Kip Moore was certainly one of the highlights of the weekend. He offered a great show with honest music without much frills around it. His “Guitarman” was one of the weekend goosebumps moments.
After the two gentlemen, the audience witnessed the long-awaited reunion of Jennifer Nettles and Kristian Bush of Sugarland. Well-matched, they delivered a show as if they had never been separated. Good that they are back.
The evening ended up with Kacey Musgraves. She had a lot of new songs in her bag and, obviously proud to be a headliner, she brought a great concert to the O2. With the announcement to go on a world tour in October and also to start it in Europe, she caused great cheers.
However, the question must be allowed if a different order of the lineup would not have been better. Because Kacey had it really hard with her great, but rather quieter music after Luke, Kip and Sugarland.
Sunday was just as nice as ,the whole weekend, peppered with performances on the numerous stages, for exapml, they had announced a special guest for the TownSquare stage and this was none other than Sarah Darling.
With Midland, the evening started with a great band that thrilled fans with its modern and traditional tunes.
Next, Margo Price entered the stage and turned out to be maybe the biggest surprise. The music from CD was rather quiet and very traditional, she offered a mega-show. When she hit the stage with her hit “Learning to Lose”, which she originally sang with Willie Nelson, his son Lukas took the stage, the fans were hard to hold. The excitement then reached its peak when she grabbed a couple of drumsticks and also showed on the drums what she can.

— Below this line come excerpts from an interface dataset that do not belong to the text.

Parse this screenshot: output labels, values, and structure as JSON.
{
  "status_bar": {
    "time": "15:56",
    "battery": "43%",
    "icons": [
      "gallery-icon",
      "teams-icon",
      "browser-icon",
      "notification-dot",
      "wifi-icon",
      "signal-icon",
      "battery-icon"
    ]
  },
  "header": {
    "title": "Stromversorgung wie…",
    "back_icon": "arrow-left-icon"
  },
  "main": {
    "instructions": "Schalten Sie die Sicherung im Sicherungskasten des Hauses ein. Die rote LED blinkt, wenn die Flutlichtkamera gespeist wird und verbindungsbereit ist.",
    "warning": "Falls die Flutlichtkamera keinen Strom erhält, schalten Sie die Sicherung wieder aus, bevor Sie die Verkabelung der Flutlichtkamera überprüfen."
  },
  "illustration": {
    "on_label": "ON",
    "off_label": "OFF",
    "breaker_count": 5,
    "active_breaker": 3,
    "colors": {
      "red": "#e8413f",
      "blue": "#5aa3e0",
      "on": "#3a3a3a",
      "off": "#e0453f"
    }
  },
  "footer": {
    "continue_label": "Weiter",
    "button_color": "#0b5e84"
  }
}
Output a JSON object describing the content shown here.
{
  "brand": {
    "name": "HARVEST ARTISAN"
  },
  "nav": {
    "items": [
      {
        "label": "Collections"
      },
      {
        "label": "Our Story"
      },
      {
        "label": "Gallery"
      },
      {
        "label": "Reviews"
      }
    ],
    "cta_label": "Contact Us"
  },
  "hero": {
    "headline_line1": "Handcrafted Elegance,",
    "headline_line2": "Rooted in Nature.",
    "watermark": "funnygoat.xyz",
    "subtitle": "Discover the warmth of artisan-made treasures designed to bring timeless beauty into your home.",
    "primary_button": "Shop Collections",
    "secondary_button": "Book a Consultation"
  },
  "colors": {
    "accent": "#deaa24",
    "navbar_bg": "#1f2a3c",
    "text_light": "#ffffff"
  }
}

This performance was followed by a living legend: Emmylou Harris, who at over 70 years, shows that she has one of the best and most distinctive voices of country music.
The launch of the evening and the entire festival was the most successful country-pop band and for me the best band Little Big Town.
Despite being on tour less than six months ago (in London, among other places), they captivated people like no-one else this weekend.
They played from quiet, acoustic tracks to loud, rocking songs a really varied set.
When the first notes of Girl Crush sounded, the hall raged. In fact, with Little Big Town, the organizer has managed to put maybe the highlight of the weekend at the end of the festival and bring C2C 2018 a dignified conclusion.
At the End I just can say that it was amazing as always and now we’re looking forward to the next C2C, which takes place from 8th to 10th March 2019, again in London, Glasgow and Dublin.
Until then you can have a look at some impressions from this year’s festival:
Report: © Ina Haseneyer
Translation: © Jessica Morbe
Photos: © Ina Haseneyer & Jen Box